Microsoft has long used its superior support for the assistive technology community to help maintain its market dominance.

The Massachusetts plan to offer ODF as a single file standard was thwarted, in large part, by opposition from groups requiring assistive technology. Peter Korn of Sun has an extensive blog post about it, with all the background.

What's interesting here is the use of open source. The Daisy plug-in will be hosted at Sourceforge. But it only seems to support the latest versions of Office.

So this is not only a big loss for ODF, until Open Office responds, but a big incentive for blind and dyslexic users to upgrade to the latest version of Office.

OASIS, however, has a draft of a ODF-to-Daisy converter online, so it's not like the open source community is completely blind in this matter.

Still, all this reinforces the need for groups like OpenOffice to have ample funding, as Mozilla does, so they can respond to these kinds of challenges.

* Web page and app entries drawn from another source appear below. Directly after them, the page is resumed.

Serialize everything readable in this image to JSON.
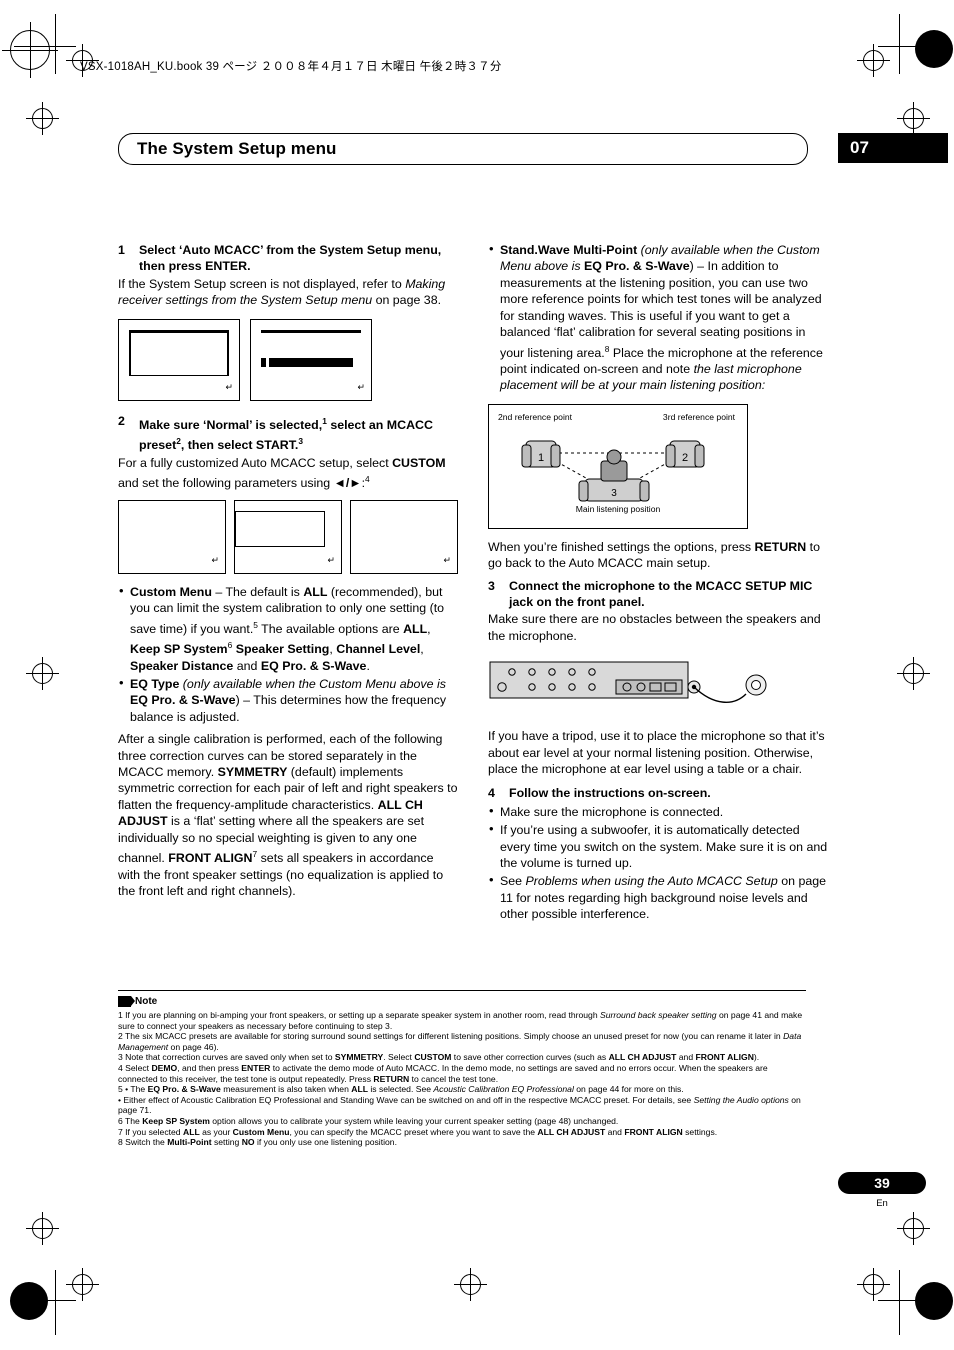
{
  "header": {
    "running_head": "VSX-1018AH_KU.book   39 ページ   ２００８年４月１７日   木曜日   午後２時３７分",
    "title": "The System Setup menu",
    "chapter": "07"
  },
  "left_column": {
    "step1": {
      "number": "1",
      "heading": "Select ‘Auto MCACC’ from the System Setup menu, then press ENTER.",
      "body_1": "If the System Setup screen is not displayed, refer to ",
      "body_italic": "Making receiver settings from the System Setup menu",
      "body_2": " on page 38."
    },
    "step2": {
      "number": "2",
      "heading_a": "Make sure ‘Normal’ is selected,",
      "heading_sup_a": "1",
      "heading_b": " select an MCACC preset",
      "heading_sup_b": "2",
      "heading_c": ", then select START.",
      "heading_sup_c": "3",
      "body_1": "For a fully customized Auto MCACC setup, select ",
      "body_bold": "CUSTOM",
      "body_2": " and set the following parameters using ",
      "body_arrows": "◄/►",
      "body_3": ":",
      "body_sup": "4"
    },
    "bullets": [
      {
        "parts": [
          {
            "t": "Custom Menu",
            "s": "b"
          },
          {
            "t": " – The default is ",
            "s": "n"
          },
          {
            "t": "ALL",
            "s": "b"
          },
          {
            "t": " (recommended), but you can limit the system calibration to only one setting (to save time) if you want.",
            "s": "n"
          },
          {
            "t": "5",
            "s": "sup"
          },
          {
            "t": " The available options are ",
            "s": "n"
          },
          {
            "t": "ALL",
            "s": "b"
          },
          {
            "t": ", ",
            "s": "n"
          },
          {
            "t": "Keep SP System",
            "s": "b"
          },
          {
            "t": "6",
            "s": "sup"
          },
          {
            "t": " ",
            "s": "n"
          },
          {
            "t": "Speaker Setting",
            "s": "b"
          },
          {
            "t": ", ",
            "s": "n"
          },
          {
            "t": "Channel Level",
            "s": "b"
          },
          {
            "t": ", ",
            "s": "n"
          },
          {
            "t": "Speaker Distance",
            "s": "b"
          },
          {
            "t": " and ",
            "s": "n"
          },
          {
            "t": "EQ Pro. & S-Wave",
            "s": "b"
          },
          {
            "t": ".",
            "s": "n"
          }
        ]
      },
      {
        "parts": [
          {
            "t": "EQ Type",
            "s": "b"
          },
          {
            "t": " (only available when the Custom Menu above is ",
            "s": "i"
          },
          {
            "t": "EQ Pro. & S-Wave",
            "s": "b"
          },
          {
            "t": ") – This determines how the frequency balance is adjusted.",
            "s": "n"
          }
        ]
      }
    ],
    "paragraph_parts": [
      {
        "t": "After a single calibration is performed, each of the following three correction curves can be stored separately in the MCACC memory. ",
        "s": "n"
      },
      {
        "t": "SYMMETRY",
        "s": "b"
      },
      {
        "t": " (default) implements symmetric correction for each pair of left and right speakers to flatten the frequency-amplitude characteristics. ",
        "s": "n"
      },
      {
        "t": "ALL CH ADJUST",
        "s": "b"
      },
      {
        "t": " is a ‘flat’ setting where all the speakers are set individually so no special weighting is given to any one channel. ",
        "s": "n"
      },
      {
        "t": "FRONT ALIGN",
        "s": "b"
      },
      {
        "t": "7",
        "s": "sup"
      },
      {
        "t": " sets all speakers in accordance with the front speaker settings (no equalization is applied to the front left and right channels).",
        "s": "n"
      }
    ]
  },
  "right_column": {
    "bullet_stand_wave": [
      {
        "t": "Stand.Wave Multi-Point",
        "s": "b"
      },
      {
        "t": " (only available when the Custom Menu above is ",
        "s": "i"
      },
      {
        "t": "EQ Pro. & S-Wave",
        "s": "b"
      },
      {
        "t": ") – In addition to measurements at the listening position, you can use two more reference points for which test tones will be analyzed for standing waves. This is useful if you want to get a balanced ‘flat’ calibration for several seating positions in your listening area.",
        "s": "n"
      },
      {
        "t": "8",
        "s": "sup"
      },
      {
        "t": " Place the microphone at the reference point indicated on-screen and note ",
        "s": "n"
      },
      {
        "t": "the last microphone placement will be at your main listening position:",
        "s": "i"
      }
    ],
    "diagram": {
      "label_2nd": "2nd reference\npoint",
      "label_3rd": "3rd reference\npoint",
      "label_main": "Main listening\nposition",
      "mark_1": "1",
      "mark_2": "2",
      "mark_3": "3"
    },
    "after_diagram": [
      {
        "t": "When you’re finished settings the options, press ",
        "s": "n"
      },
      {
        "t": "RETURN",
        "s": "b"
      },
      {
        "t": " to go back to the Auto MCACC main setup.",
        "s": "n"
      }
    ],
    "step3": {
      "number": "3",
      "heading": "Connect the microphone to the MCACC SETUP MIC jack on the front panel.",
      "body": "Make sure there are no obstacles between the speakers and the microphone."
    },
    "after_panel": "If you have a tripod, use it to place the microphone so that it’s about ear level at your normal listening position. Otherwise, place the microphone at ear level using a table or a chair.",
    "step4": {
      "number": "4",
      "heading": "Follow the instructions on-screen."
    },
    "step4_bullets": [
      [
        {
          "t": "Make sure the microphone is connected.",
          "s": "n"
        }
      ],
      [
        {
          "t": "If you’re using a subwoofer, it is automatically detected every time you switch on the system. Make sure it is on and the volume is turned up.",
          "s": "n"
        }
      ],
      [
        {
          "t": "See ",
          "s": "n"
        },
        {
          "t": "Problems when using the Auto MCACC Setup",
          "s": "i"
        },
        {
          "t": " on page 11 for notes regarding high background noise levels and other possible interference.",
          "s": "n"
        }
      ]
    ]
  },
  "notes": {
    "label": "Note",
    "items": [
      [
        {
          "t": "1 If you are planning on bi-amping your front speakers, or setting up a separate speaker system in another room, read through ",
          "s": "n"
        },
        {
          "t": "Surround back speaker setting",
          "s": "i"
        },
        {
          "t": " on page 41 and make sure to connect your speakers as necessary before continuing to step 3.",
          "s": "n"
        }
      ],
      [
        {
          "t": "2 The six MCACC presets are available for storing surround sound settings for different listening positions. Simply choose an unused preset for now (you can rename it later in ",
          "s": "n"
        },
        {
          "t": "Data Management",
          "s": "i"
        },
        {
          "t": " on page 46).",
          "s": "n"
        }
      ],
      [
        {
          "t": "3 Note that correction curves are saved only when set to ",
          "s": "n"
        },
        {
          "t": "SYMMETRY",
          "s": "b"
        },
        {
          "t": ". Select ",
          "s": "n"
        },
        {
          "t": "CUSTOM",
          "s": "b"
        },
        {
          "t": " to save other correction curves (such as ",
          "s": "n"
        },
        {
          "t": "ALL CH ADJUST",
          "s": "b"
        },
        {
          "t": " and ",
          "s": "n"
        },
        {
          "t": "FRONT ALIGN",
          "s": "b"
        },
        {
          "t": ").",
          "s": "n"
        }
      ],
      [
        {
          "t": "4 Select ",
          "s": "n"
        },
        {
          "t": "DEMO",
          "s": "b"
        },
        {
          "t": ", and then press ",
          "s": "n"
        },
        {
          "t": "ENTER",
          "s": "b"
        },
        {
          "t": " to activate the demo mode of Auto MCACC. In the demo mode, no settings are saved and no errors occur. When the speakers are connected to this receiver, the test tone is output repeatedly. Press ",
          "s": "n"
        },
        {
          "t": "RETURN",
          "s": "b"
        },
        {
          "t": " to cancel the test tone.",
          "s": "n"
        }
      ],
      [
        {
          "t": "5 • The ",
          "s": "n"
        },
        {
          "t": "EQ Pro. & S-Wave",
          "s": "b"
        },
        {
          "t": " measurement is also taken when ",
          "s": "n"
        },
        {
          "t": "ALL",
          "s": "b"
        },
        {
          "t": " is selected. See ",
          "s": "n"
        },
        {
          "t": "Acoustic Calibration EQ Professional",
          "s": "i"
        },
        {
          "t": " on page 44 for more on this.",
          "s": "n"
        }
      ],
      [
        {
          "t": "   • Either effect of Acoustic Calibration EQ Professional and Standing Wave can be switched on and off in the respective MCACC preset. For details, see ",
          "s": "n"
        },
        {
          "t": "Setting the Audio options",
          "s": "i"
        },
        {
          "t": " on page 71.",
          "s": "n"
        }
      ],
      [
        {
          "t": "6 The ",
          "s": "n"
        },
        {
          "t": "Keep SP System",
          "s": "b"
        },
        {
          "t": " option allows you to calibrate your system while leaving your current speaker setting (page 48) unchanged.",
          "s": "n"
        }
      ],
      [
        {
          "t": "7 If you selected ",
          "s": "n"
        },
        {
          "t": "ALL",
          "s": "b"
        },
        {
          "t": " as your ",
          "s": "n"
        },
        {
          "t": "Custom Menu",
          "s": "b"
        },
        {
          "t": ", you can specify the MCACC preset where you want to save the ",
          "s": "n"
        },
        {
          "t": "ALL CH ADJUST",
          "s": "b"
        },
        {
          "t": " and ",
          "s": "n"
        },
        {
          "t": "FRONT ALIGN",
          "s": "b"
        },
        {
          "t": " settings.",
          "s": "n"
        }
      ],
      [
        {
          "t": "8 Switch the ",
          "s": "n"
        },
        {
          "t": "Multi-Point",
          "s": "b"
        },
        {
          "t": " setting ",
          "s": "n"
        },
        {
          "t": "NO",
          "s": "b"
        },
        {
          "t": " if you only use one listening position.",
          "s": "n"
        }
      ]
    ]
  },
  "footer": {
    "page_number": "39",
    "lang": "En"
  }
}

It will help against Microsoft, but it will also help those in need.